There is almost a sub-genre of SF which deals exclusively with war scenarios. These might be between aliens and humans or between human colonies. As with all these adventures, various assumptions are made, one of which being a method of interstellar travel which gets ships from one place to another quickly. There is no point in sending out the troops when the enemy may have extinguished itself before the force arrives. Readers don’t worry about the technology involved; it is the action that counts, and the number of corpses that results. This is not normally the territory that Alastair Reynolds usually ventures into so it is refreshing to find that in this novelette, this is just the background against which the characters have been shaped.

As the story opens, a ceasefire has been declared. The factions are no longer officially at war. Always, though, there are renegades who will push the limits, feigning ignorance about the actual state of affairs, simply because they enjoy what they do and don’t see why they have to stop. Orvin likes hurting people. On the cusp of peace he has captured Scur, a soldier from the other side. He knows all about her because all soldiers are fitted with slow bullets. These devices are a futuristic version of dog tags. They contain all information about the person they are inside and it can easily be read. Normally, they move at a very slow speed through the body so that the tissues are barely disrupted. Orvin’s method of torture is to insert one going faster and causing excruciating pain during its passage. When Orvin has to leave in a hurry she has the opportunity to try and cut it out.

This is just a precursor to real action and an introduction to the device which is to play an essential part in the plot. Scur wakes up aboard a military prison shop. She and the other ‘passengers’ are being transported as cargo to Tottori in hibernation. What initially seems to be a simple problem with the ship becomes more serious as she and the remnants of crew discover that they have been drifting in orbit for hundreds of years, that all the surviving sleepers are being revived. Amongst them are war criminals from both sides, as well as civilians, and to them the reasons (basically very trivial) of the conflict are clear in their minds as well as the hatred for their perceived enemies. Among them is Orvin. Scur and her new colleagues have multiple problems to solve if they are to survive, the biggest one is to overcome the problem that the ships systems are slowly leaking information and they need to find ways of preserving it. To do that a compromise needs to be found so that the different factions are able to work together.

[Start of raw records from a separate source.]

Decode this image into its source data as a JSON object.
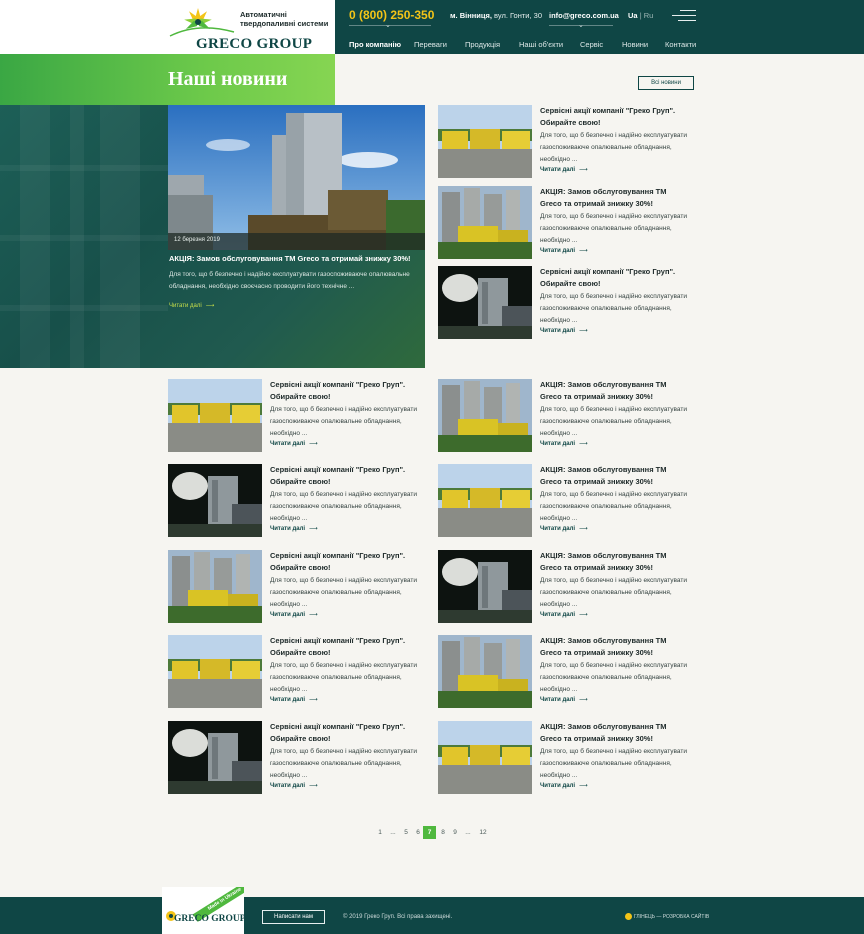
{
  "header": {
    "logo_tagline": "Автоматичні твердопаливні системи",
    "logo_name": "GRECO GROUP",
    "phone": "0 (800) 250-350",
    "city": "м. Вінниця,",
    "street": " вул. Гонти, 30",
    "email": "info@greco.com.ua",
    "lang_active": "Ua",
    "lang_sep": "|",
    "lang_other": "Ru",
    "nav": [
      "Про компанію",
      "Переваги",
      "Продукція",
      "Наші об'єкти",
      "Сервіс",
      "Новини",
      "Контакти"
    ]
  },
  "hero": {
    "title": "Наші новини",
    "all_news": "Всі новини",
    "date": "12 березня 2019",
    "card_title": "АКЦІЯ: Замов обслуговування ТМ Greco та отримай знижку 30%!",
    "card_text": "Для того, що б безпечно і надійно експлуатувати газоспоживаюче опалювальне обладнання, необхідно своєчасно проводити його технічне ...",
    "read_more": "Читати далі"
  },
  "news": [
    {
      "title": "Сервісні акції компанії \"Греко Груп\". Обирайте свою!",
      "text": "Для того, що б безпечно і надійно експлуатувати газоспоживаюче опалювальне обладнання, необхідно ...",
      "more": "Читати далі",
      "img": "trucks"
    },
    {
      "title": "АКЦІЯ: Замов обслуговування ТМ Greco та отримай знижку 30%!",
      "text": "Для того, що б безпечно і надійно експлуатувати газоспоживаюче опалювальне обладнання, необхідно ...",
      "more": "Читати далі",
      "img": "silos"
    },
    {
      "title": "Сервісні акції компанії \"Греко Груп\". Обирайте свою!",
      "text": "Для того, що б безпечно і надійно експлуатувати газоспоживаюче опалювальне обладнання, необхідно ...",
      "more": "Читати далі",
      "img": "night"
    },
    {
      "title": "Сервісні акції компанії \"Греко Груп\". Обирайте свою!",
      "text": "Для того, що б безпечно і надійно експлуатувати газоспоживаюче опалювальне обладнання, необхідно ...",
      "more": "Читати далі",
      "img": "trucks"
    },
    {
      "title": "АКЦІЯ: Замов обслуговування ТМ Greco та отримай знижку 30%!",
      "text": "Для того, що б безпечно і надійно експлуатувати газоспоживаюче опалювальне обладнання, необхідно ...",
      "more": "Читати далі",
      "img": "silos"
    },
    {
      "title": "Сервісні акції компанії \"Греко Груп\". Обирайте свою!",
      "text": "Для того, що б безпечно і надійно експлуатувати газоспоживаюче опалювальне обладнання, необхідно ...",
      "more": "Читати далі",
      "img": "night"
    },
    {
      "title": "АКЦІЯ: Замов обслуговування ТМ Greco та отримай знижку 30%!",
      "text": "Для того, що б безпечно і надійно експлуатувати газоспоживаюче опалювальне обладнання, необхідно ...",
      "more": "Читати далі",
      "img": "trucks"
    },
    {
      "title": "Сервісні акції компанії \"Греко Груп\". Обирайте свою!",
      "text": "Для того, що б безпечно і надійно експлуатувати газоспоживаюче опалювальне обладнання, необхідно ...",
      "more": "Читати далі",
      "img": "silos"
    },
    {
      "title": "АКЦІЯ: Замов обслуговування ТМ Greco та отримай знижку 30%!",
      "text": "Для того, що б безпечно і надійно експлуатувати газоспоживаюче опалювальне обладнання, необхідно ...",
      "more": "Читати далі",
      "img": "night"
    },
    {
      "title": "Сервісні акції компанії \"Греко Груп\". Обирайте свою!",
      "text": "Для того, що б безпечно і надійно експлуатувати газоспоживаюче опалювальне обладнання, необхідно ...",
      "more": "Читати далі",
      "img": "trucks"
    },
    {
      "title": "АКЦІЯ: Замов обслуговування ТМ Greco та отримай знижку 30%!",
      "text": "Для того, що б безпечно і надійно експлуатувати газоспоживаюче опалювальне обладнання, необхідно ...",
      "more": "Читати далі",
      "img": "silos"
    },
    {
      "title": "Сервісні акції компанії \"Греко Груп\". Обирайте свою!",
      "text": "Для того, що б безпечно і надійно експлуатувати газоспоживаюче опалювальне обладнання, необхідно ...",
      "more": "Читати далі",
      "img": "night"
    },
    {
      "title": "АКЦІЯ: Замов обслуговування ТМ Greco та отримай знижку 30%!",
      "text": "Для того, що б безпечно і надійно експлуатувати газоспоживаюче опалювальне обладнання, необхідно ...",
      "more": "Читати далі",
      "img": "trucks"
    }
  ],
  "pagination": [
    "1",
    "...",
    "5",
    "6",
    "7",
    "8",
    "9",
    "...",
    "12"
  ],
  "pagination_current": "7",
  "footer": {
    "logo_ribbon": "Made in Ukraine",
    "logo_name": "GRECO GROUP",
    "write_us": "Написати нам",
    "copyright": "© 2019 Греко Груп. Всі права захищені.",
    "developer": "ГЛІНЕЦЬ — РОЗРОБКА САЙТІВ"
  },
  "colors": {
    "brand_dark": "#0f4645",
    "brand_green": "#4fb83e",
    "accent_yellow": "#f3c418"
  }
}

In this book, Reynolds wraps a number of themes in a relatively few pages. Some of them will feel like familiar tropes from the SF catalogue but it is the way that he deals with them that is original. For those who do not want to face one of Reynolds’ huge tomes as an introduction to his work, this a good place to start to get an idea of his style and ingenuity before embarking on such as Revelation Space series. Then get stuck in to the rest of his oeuvre.

Originally published in 2015 as a chap-book by Tachyon Press, it has already accumulated a number of well-deserved awards and nominations.